**PROBLEM REQUIREMENTS:** Which lines in the records below contain the word "English"? Copy each of them.

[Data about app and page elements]

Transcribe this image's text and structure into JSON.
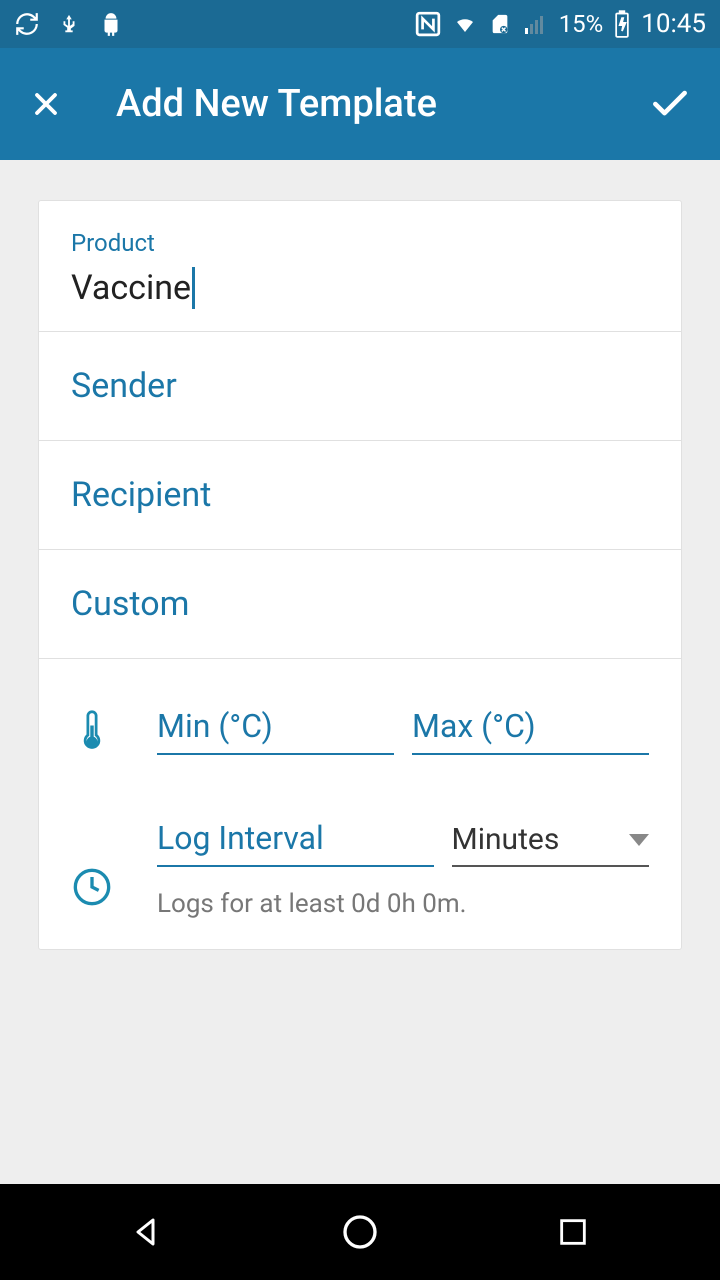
{
  "status": {
    "time": "10:45",
    "battery_pct": "15%"
  },
  "header": {
    "title": "Add New Template"
  },
  "form": {
    "product_label": "Product",
    "product_value": "Vaccine",
    "sender_label": "Sender",
    "recipient_label": "Recipient",
    "custom_label": "Custom",
    "min_placeholder": "Min (°C)",
    "max_placeholder": "Max (°C)",
    "log_interval_placeholder": "Log Interval",
    "unit_selected": "Minutes",
    "log_hint": "Logs for at least 0d 0h 0m."
  },
  "colors": {
    "primary": "#1b77a8",
    "status_bar": "#1b6a94"
  }
}
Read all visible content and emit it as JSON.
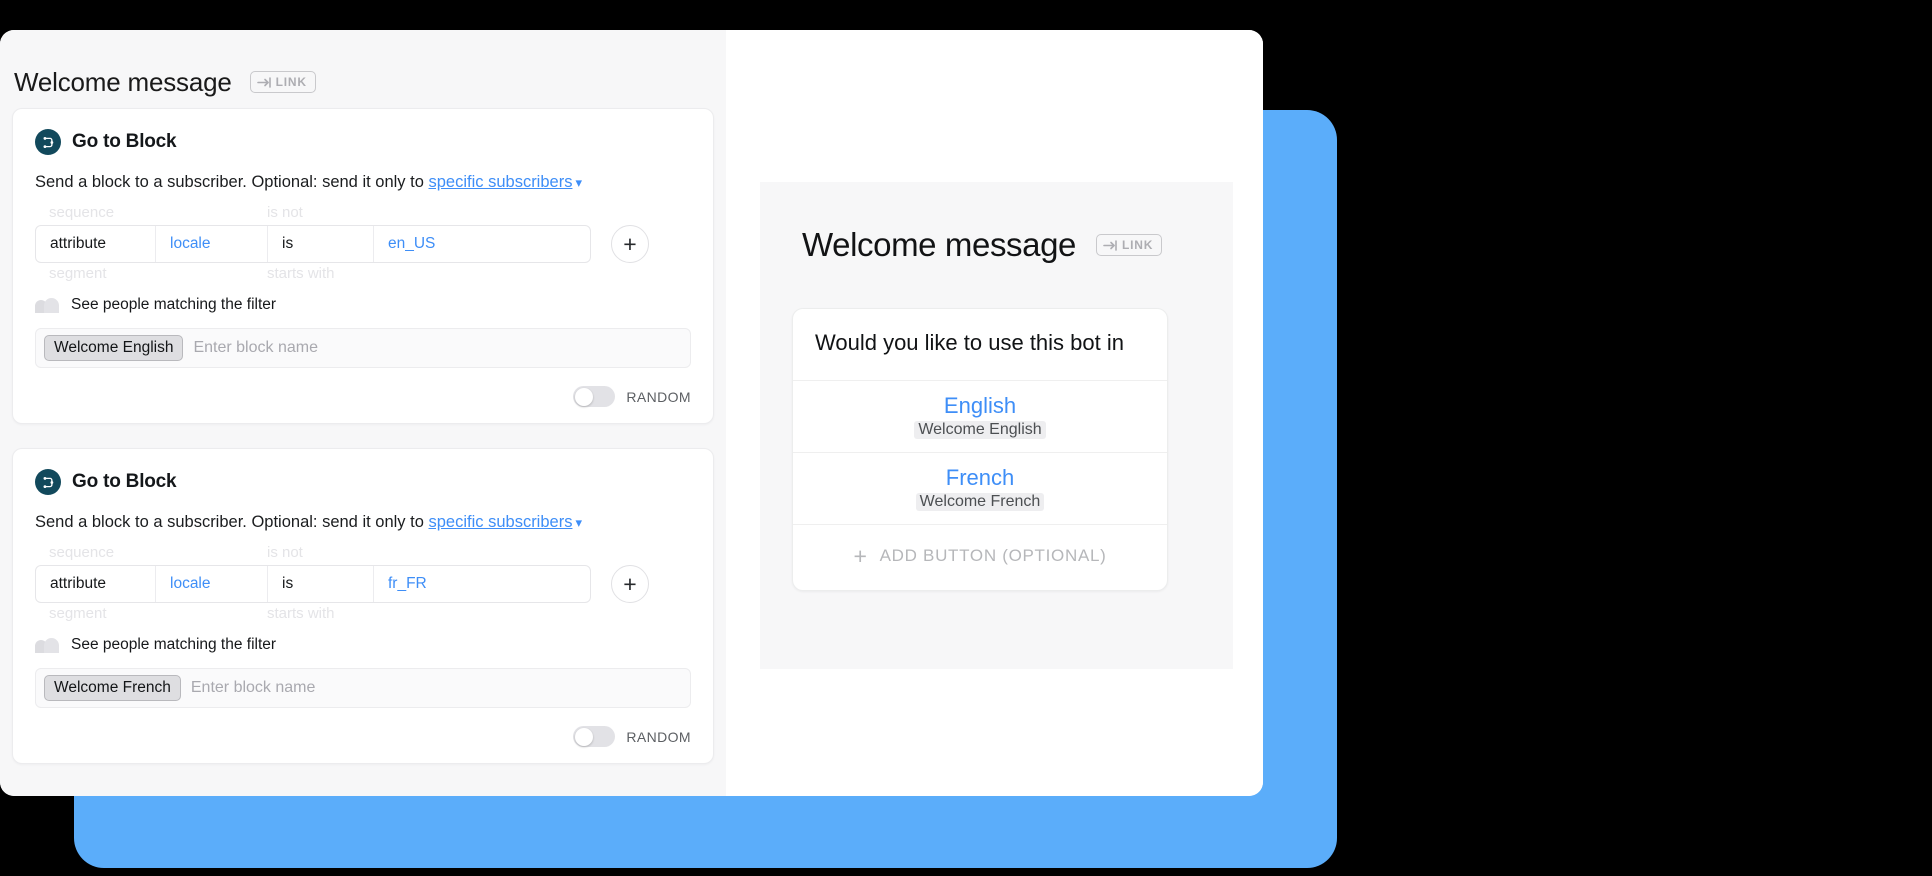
{
  "colors": {
    "accent_blue": "#3E8EF7",
    "decor_blue": "#5BADFA",
    "icon_navy": "#12495C",
    "panel_gray": "#F7F7F8",
    "background": "#000000"
  },
  "editor": {
    "title": "Welcome message",
    "link_badge": "LINK",
    "blocks": [
      {
        "icon_name": "go-to-block-icon",
        "title": "Go to Block",
        "desc_prefix": "Send a block to a subscriber. Optional: send it only to ",
        "desc_link": "specific subscribers",
        "ghost_top_left": "sequence",
        "ghost_top_mid": "is not",
        "ghost_bottom_left": "segment",
        "ghost_bottom_mid": "starts with",
        "filter": {
          "type": "attribute",
          "key": "locale",
          "operator": "is",
          "value": "en_US"
        },
        "add_condition_label": "+",
        "see_people_label": "See people matching the filter",
        "block_chip": "Welcome English",
        "block_placeholder": "Enter block name",
        "random_label": "RANDOM",
        "random_on": false
      },
      {
        "icon_name": "go-to-block-icon",
        "title": "Go to Block",
        "desc_prefix": "Send a block to a subscriber. Optional: send it only to ",
        "desc_link": "specific subscribers",
        "ghost_top_left": "sequence",
        "ghost_top_mid": "is not",
        "ghost_bottom_left": "segment",
        "ghost_bottom_mid": "starts with",
        "filter": {
          "type": "attribute",
          "key": "locale",
          "operator": "is",
          "value": "fr_FR"
        },
        "add_condition_label": "+",
        "see_people_label": "See people matching the filter",
        "block_chip": "Welcome French",
        "block_placeholder": "Enter block name",
        "random_label": "RANDOM",
        "random_on": false
      }
    ]
  },
  "preview": {
    "title": "Welcome message",
    "link_badge": "LINK",
    "message_text": "Would you like to use this bot in",
    "buttons": [
      {
        "label": "English",
        "target": "Welcome English"
      },
      {
        "label": "French",
        "target": "Welcome French"
      }
    ],
    "add_button_label": "ADD BUTTON (OPTIONAL)",
    "add_button_icon": "plus-icon"
  }
}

**TASK SOLUTION:**
        "block_chip": "Welcome English",
        "label": "English",
        "target": "Welcome English"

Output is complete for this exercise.